Interesting epiphany I had the other night: Okay, you know how we usually hear the story of Joshua and the Jericho walls, and someone always tells us that the Jericho people were sitting around taunting the Israelites like the French dude in Monty Python and the Holy Grail (and see Veggie Tales), and that Israel probably thought it was a stupid and crazy idea. “God, are You sure about this?” “Yes. Now just do it.”
Now, the problem with this is that there is no such indication of any of this in the text. For one thing, Joshua 6:1 tells us that “Jericho was shut up inside and outside because of the people of Israel. None went out, and none came in.” In other words, they’ve heard about Israel’s might–and more important, Israel’s God’s might–and they are freaking out. Besides that, the text repeats several times that “The Lord has given the city into your hands.” And, you know, the Bible usually records stuff like people grumbling (see the whole book of Exodus), and guess what? Nothing here. The people of Israel had, at this point, realized that God keeps His promises to His people, and so they just did what He told them to in full confidence that it would happen. And it did.
Their obedience was fueled by faith and trust in the God who’d brought their parents and grandparents out of slavery, who’d fed them, who’d brought them to the promised land. And He then delivered them. No fear. No trepidation–or if there was, it apparently wasn’t important enough for the writer of Joshua to report it.

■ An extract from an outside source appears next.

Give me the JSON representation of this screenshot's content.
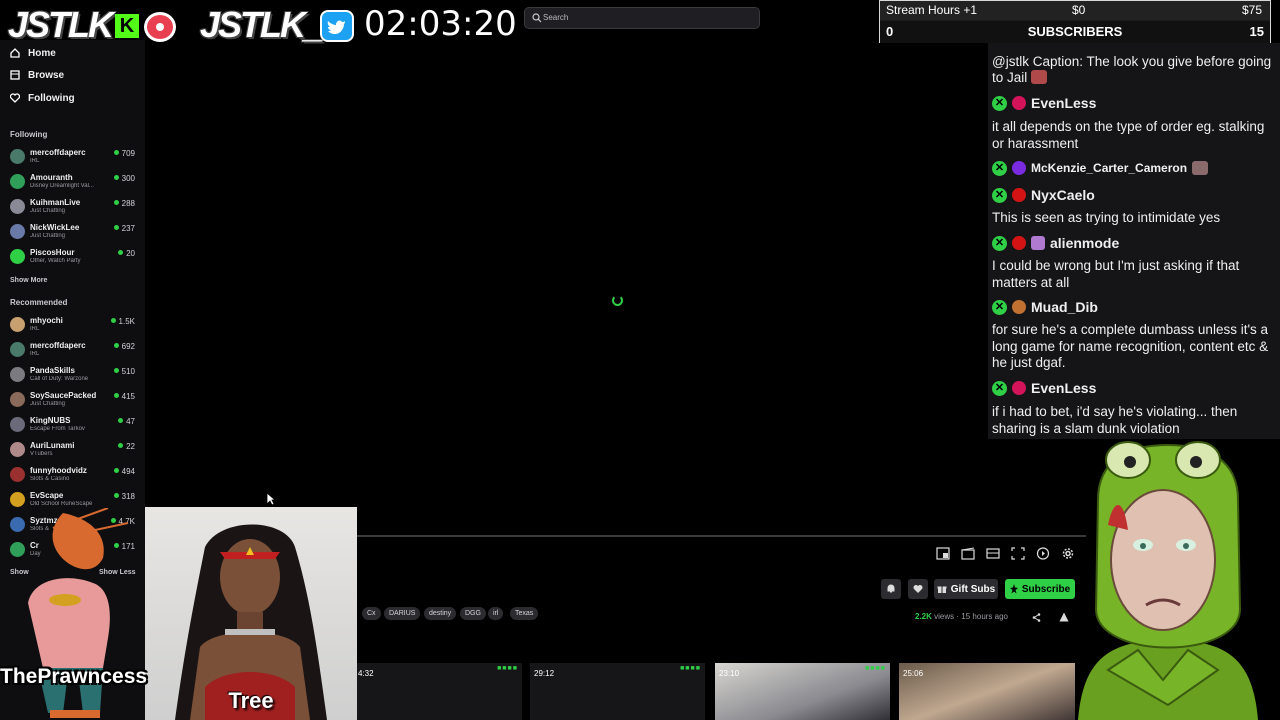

Now, here’s the question: Why do we interject that skepticism and trepidation, when the text does not? And what does that say about us?